┌────────

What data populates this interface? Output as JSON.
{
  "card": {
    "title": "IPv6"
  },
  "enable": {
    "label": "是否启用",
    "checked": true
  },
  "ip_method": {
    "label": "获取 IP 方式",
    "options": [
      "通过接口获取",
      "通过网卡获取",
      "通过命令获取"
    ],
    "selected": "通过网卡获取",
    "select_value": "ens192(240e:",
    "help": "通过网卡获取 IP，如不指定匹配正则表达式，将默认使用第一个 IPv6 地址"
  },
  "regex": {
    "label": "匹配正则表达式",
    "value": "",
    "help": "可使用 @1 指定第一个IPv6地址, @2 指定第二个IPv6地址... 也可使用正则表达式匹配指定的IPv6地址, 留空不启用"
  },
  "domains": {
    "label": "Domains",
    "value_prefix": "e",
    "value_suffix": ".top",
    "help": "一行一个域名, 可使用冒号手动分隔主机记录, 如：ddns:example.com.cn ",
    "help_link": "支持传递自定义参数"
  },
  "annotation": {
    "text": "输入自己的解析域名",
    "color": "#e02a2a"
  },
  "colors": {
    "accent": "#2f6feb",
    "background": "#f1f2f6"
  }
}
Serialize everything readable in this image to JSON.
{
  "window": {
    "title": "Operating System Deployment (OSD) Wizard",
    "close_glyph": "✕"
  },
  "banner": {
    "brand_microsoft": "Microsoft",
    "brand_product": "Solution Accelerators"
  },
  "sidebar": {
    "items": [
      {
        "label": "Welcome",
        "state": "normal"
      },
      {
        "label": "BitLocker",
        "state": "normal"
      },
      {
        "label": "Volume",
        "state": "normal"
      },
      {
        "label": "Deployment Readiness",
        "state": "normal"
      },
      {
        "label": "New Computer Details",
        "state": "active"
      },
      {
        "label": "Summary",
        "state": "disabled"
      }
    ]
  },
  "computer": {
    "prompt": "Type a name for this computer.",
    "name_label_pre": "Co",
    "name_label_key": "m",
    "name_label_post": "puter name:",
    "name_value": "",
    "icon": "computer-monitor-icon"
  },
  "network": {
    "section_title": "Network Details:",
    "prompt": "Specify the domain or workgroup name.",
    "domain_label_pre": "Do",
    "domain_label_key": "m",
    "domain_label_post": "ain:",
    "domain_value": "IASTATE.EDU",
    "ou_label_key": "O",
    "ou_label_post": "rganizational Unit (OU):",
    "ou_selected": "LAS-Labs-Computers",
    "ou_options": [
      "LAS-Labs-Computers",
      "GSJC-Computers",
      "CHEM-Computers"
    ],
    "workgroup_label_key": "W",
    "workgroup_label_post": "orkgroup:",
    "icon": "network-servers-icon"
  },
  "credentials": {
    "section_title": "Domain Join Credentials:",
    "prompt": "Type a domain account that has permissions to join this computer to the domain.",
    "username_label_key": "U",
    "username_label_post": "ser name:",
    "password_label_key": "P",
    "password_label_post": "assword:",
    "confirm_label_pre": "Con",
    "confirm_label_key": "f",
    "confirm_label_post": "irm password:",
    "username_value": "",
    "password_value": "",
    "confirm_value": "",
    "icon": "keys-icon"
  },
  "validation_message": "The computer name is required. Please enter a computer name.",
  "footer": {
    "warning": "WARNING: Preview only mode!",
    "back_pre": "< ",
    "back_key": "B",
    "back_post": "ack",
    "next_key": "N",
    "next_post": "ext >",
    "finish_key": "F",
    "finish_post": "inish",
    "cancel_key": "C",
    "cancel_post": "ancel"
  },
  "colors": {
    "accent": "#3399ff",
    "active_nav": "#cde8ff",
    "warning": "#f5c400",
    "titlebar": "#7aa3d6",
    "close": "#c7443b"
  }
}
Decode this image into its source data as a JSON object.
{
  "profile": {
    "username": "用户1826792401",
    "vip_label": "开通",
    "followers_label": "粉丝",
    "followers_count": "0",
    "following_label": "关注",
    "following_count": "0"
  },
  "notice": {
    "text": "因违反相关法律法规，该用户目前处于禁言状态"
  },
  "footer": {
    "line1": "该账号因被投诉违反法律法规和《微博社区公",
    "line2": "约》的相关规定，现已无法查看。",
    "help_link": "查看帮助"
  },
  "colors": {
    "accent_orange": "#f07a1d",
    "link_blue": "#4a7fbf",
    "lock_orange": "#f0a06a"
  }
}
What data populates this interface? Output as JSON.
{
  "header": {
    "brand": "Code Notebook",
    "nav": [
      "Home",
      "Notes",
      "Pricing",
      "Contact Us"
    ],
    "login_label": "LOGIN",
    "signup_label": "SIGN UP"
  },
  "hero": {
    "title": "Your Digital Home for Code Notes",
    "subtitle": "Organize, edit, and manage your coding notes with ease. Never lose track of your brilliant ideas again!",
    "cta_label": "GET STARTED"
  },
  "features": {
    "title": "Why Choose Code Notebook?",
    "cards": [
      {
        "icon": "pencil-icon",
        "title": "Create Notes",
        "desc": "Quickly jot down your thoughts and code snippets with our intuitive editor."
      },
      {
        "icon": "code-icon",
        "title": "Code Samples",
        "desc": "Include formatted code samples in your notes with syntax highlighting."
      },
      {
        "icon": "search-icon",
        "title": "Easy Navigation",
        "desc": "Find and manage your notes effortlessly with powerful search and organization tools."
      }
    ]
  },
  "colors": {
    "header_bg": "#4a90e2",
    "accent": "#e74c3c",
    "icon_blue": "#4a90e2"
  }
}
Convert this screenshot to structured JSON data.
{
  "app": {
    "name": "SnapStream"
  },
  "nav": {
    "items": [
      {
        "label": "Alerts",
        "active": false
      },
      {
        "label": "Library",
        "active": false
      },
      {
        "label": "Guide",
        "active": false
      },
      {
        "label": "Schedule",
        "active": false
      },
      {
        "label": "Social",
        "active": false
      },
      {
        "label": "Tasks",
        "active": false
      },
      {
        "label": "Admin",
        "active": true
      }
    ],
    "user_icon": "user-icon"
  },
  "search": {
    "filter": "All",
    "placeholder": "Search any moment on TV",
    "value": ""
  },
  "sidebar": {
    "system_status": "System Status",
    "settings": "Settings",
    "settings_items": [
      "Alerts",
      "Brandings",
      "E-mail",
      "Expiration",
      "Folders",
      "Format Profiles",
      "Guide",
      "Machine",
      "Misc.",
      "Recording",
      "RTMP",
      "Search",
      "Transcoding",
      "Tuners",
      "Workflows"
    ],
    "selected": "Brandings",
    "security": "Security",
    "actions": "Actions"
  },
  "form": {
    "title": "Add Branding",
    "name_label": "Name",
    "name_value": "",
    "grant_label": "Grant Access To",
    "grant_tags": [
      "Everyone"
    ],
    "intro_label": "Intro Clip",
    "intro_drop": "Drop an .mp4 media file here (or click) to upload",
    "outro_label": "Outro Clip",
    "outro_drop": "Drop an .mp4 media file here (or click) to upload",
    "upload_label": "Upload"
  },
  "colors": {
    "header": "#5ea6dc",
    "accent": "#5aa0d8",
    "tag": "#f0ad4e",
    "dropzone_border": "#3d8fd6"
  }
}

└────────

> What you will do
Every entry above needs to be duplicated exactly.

> Output of the task
What data populates this interface? Output as JSON.
{
  "card": {
    "title": "IPv6"
  },
  "enable": {
    "label": "是否启用",
    "checked": true
  },
  "ip_method": {
    "label": "获取 IP 方式",
    "options": [
      "通过接口获取",
      "通过网卡获取",
      "通过命令获取"
    ],
    "selected": "通过网卡获取",
    "select_value": "ens192(240e:",
    "help": "通过网卡获取 IP，如不指定匹配正则表达式，将默认使用第一个 IPv6 地址"
  },
  "regex": {
    "label": "匹配正则表达式",
    "value": "",
    "help": "可使用 @1 指定第一个IPv6地址, @2 指定第二个IPv6地址... 也可使用正则表达式匹配指定的IPv6地址, 留空不启用"
  },
  "domains": {
    "label": "Domains",
    "value_prefix": "e",
    "value_suffix": ".top",
    "help": "一行一个域名, 可使用冒号手动分隔主机记录, 如：ddns:example.com.cn ",
    "help_link": "支持传递自定义参数"
  },
  "annotation": {
    "text": "输入自己的解析域名",
    "color": "#e02a2a"
  },
  "colors": {
    "accent": "#2f6feb",
    "background": "#f1f2f6"
  }
}
Serialize everything readable in this image to JSON.
{
  "window": {
    "title": "Operating System Deployment (OSD) Wizard",
    "close_glyph": "✕"
  },
  "banner": {
    "brand_microsoft": "Microsoft",
    "brand_product": "Solution Accelerators"
  },
  "sidebar": {
    "items": [
      {
        "label": "Welcome",
        "state": "normal"
      },
      {
        "label": "BitLocker",
        "state": "normal"
      },
      {
        "label": "Volume",
        "state": "normal"
      },
      {
        "label": "Deployment Readiness",
        "state": "normal"
      },
      {
        "label": "New Computer Details",
        "state": "active"
      },
      {
        "label": "Summary",
        "state": "disabled"
      }
    ]
  },
  "computer": {
    "prompt": "Type a name for this computer.",
    "name_label_pre": "Co",
    "name_label_key": "m",
    "name_label_post": "puter name:",
    "name_value": "",
    "icon": "computer-monitor-icon"
  },
  "network": {
    "section_title": "Network Details:",
    "prompt": "Specify the domain or workgroup name.",
    "domain_label_pre": "Do",
    "domain_label_key": "m",
    "domain_label_post": "ain:",
    "domain_value": "IASTATE.EDU",
    "ou_label_key": "O",
    "ou_label_post": "rganizational Unit (OU):",
    "ou_selected": "LAS-Labs-Computers",
    "ou_options": [
      "LAS-Labs-Computers",
      "GSJC-Computers",
      "CHEM-Computers"
    ],
    "workgroup_label_key": "W",
    "workgroup_label_post": "orkgroup:",
    "icon": "network-servers-icon"
  },
  "credentials": {
    "section_title": "Domain Join Credentials:",
    "prompt": "Type a domain account that has permissions to join this computer to the domain.",
    "username_label_key": "U",
    "username_label_post": "ser name:",
    "password_label_key": "P",
    "password_label_post": "assword:",
    "confirm_label_pre": "Con",
    "confirm_label_key": "f",
    "confirm_label_post": "irm password:",
    "username_value": "",
    "password_value": "",
    "confirm_value": "",
    "icon": "keys-icon"
  },
  "validation_message": "The computer name is required. Please enter a computer name.",
  "footer": {
    "warning": "WARNING: Preview only mode!",
    "back_pre": "< ",
    "back_key": "B",
    "back_post": "ack",
    "next_key": "N",
    "next_post": "ext >",
    "finish_key": "F",
    "finish_post": "inish",
    "cancel_key": "C",
    "cancel_post": "ancel"
  },
  "colors": {
    "accent": "#3399ff",
    "active_nav": "#cde8ff",
    "warning": "#f5c400",
    "titlebar": "#7aa3d6",
    "close": "#c7443b"
  }
}
Decode this image into its source data as a JSON object.
{
  "profile": {
    "username": "用户1826792401",
    "vip_label": "开通",
    "followers_label": "粉丝",
    "followers_count": "0",
    "following_label": "关注",
    "following_count": "0"
  },
  "notice": {
    "text": "因违反相关法律法规，该用户目前处于禁言状态"
  },
  "footer": {
    "line1": "该账号因被投诉违反法律法规和《微博社区公",
    "line2": "约》的相关规定，现已无法查看。",
    "help_link": "查看帮助"
  },
  "colors": {
    "accent_orange": "#f07a1d",
    "link_blue": "#4a7fbf",
    "lock_orange": "#f0a06a"
  }
}
What data populates this interface? Output as JSON.
{
  "header": {
    "brand": "Code Notebook",
    "nav": [
      "Home",
      "Notes",
      "Pricing",
      "Contact Us"
    ],
    "login_label": "LOGIN",
    "signup_label": "SIGN UP"
  },
  "hero": {
    "title": "Your Digital Home for Code Notes",
    "subtitle": "Organize, edit, and manage your coding notes with ease. Never lose track of your brilliant ideas again!",
    "cta_label": "GET STARTED"
  },
  "features": {
    "title": "Why Choose Code Notebook?",
    "cards": [
      {
        "icon": "pencil-icon",
        "title": "Create Notes",
        "desc": "Quickly jot down your thoughts and code snippets with our intuitive editor."
      },
      {
        "icon": "code-icon",
        "title": "Code Samples",
        "desc": "Include formatted code samples in your notes with syntax highlighting."
      },
      {
        "icon": "search-icon",
        "title": "Easy Navigation",
        "desc": "Find and manage your notes effortlessly with powerful search and organization tools."
      }
    ]
  },
  "colors": {
    "header_bg": "#4a90e2",
    "accent": "#e74c3c",
    "icon_blue": "#4a90e2"
  }
}
Convert this screenshot to structured JSON data.
{
  "app": {
    "name": "SnapStream"
  },
  "nav": {
    "items": [
      {
        "label": "Alerts",
        "active": false
      },
      {
        "label": "Library",
        "active": false
      },
      {
        "label": "Guide",
        "active": false
      },
      {
        "label": "Schedule",
        "active": false
      },
      {
        "label": "Social",
        "active": false
      },
      {
        "label": "Tasks",
        "active": false
      },
      {
        "label": "Admin",
        "active": true
      }
    ],
    "user_icon": "user-icon"
  },
  "search": {
    "filter": "All",
    "placeholder": "Search any moment on TV",
    "value": ""
  },
  "sidebar": {
    "system_status": "System Status",
    "settings": "Settings",
    "settings_items": [
      "Alerts",
      "Brandings",
      "E-mail",
      "Expiration",
      "Folders",
      "Format Profiles",
      "Guide",
      "Machine",
      "Misc.",
      "Recording",
      "RTMP",
      "Search",
      "Transcoding",
      "Tuners",
      "Workflows"
    ],
    "selected": "Brandings",
    "security": "Security",
    "actions": "Actions"
  },
  "form": {
    "title": "Add Branding",
    "name_label": "Name",
    "name_value": "",
    "grant_label": "Grant Access To",
    "grant_tags": [
      "Everyone"
    ],
    "intro_label": "Intro Clip",
    "intro_drop": "Drop an .mp4 media file here (or click) to upload",
    "outro_label": "Outro Clip",
    "outro_drop": "Drop an .mp4 media file here (or click) to upload",
    "upload_label": "Upload"
  },
  "colors": {
    "header": "#5ea6dc",
    "accent": "#5aa0d8",
    "tag": "#f0ad4e",
    "dropzone_border": "#3d8fd6"
  }
}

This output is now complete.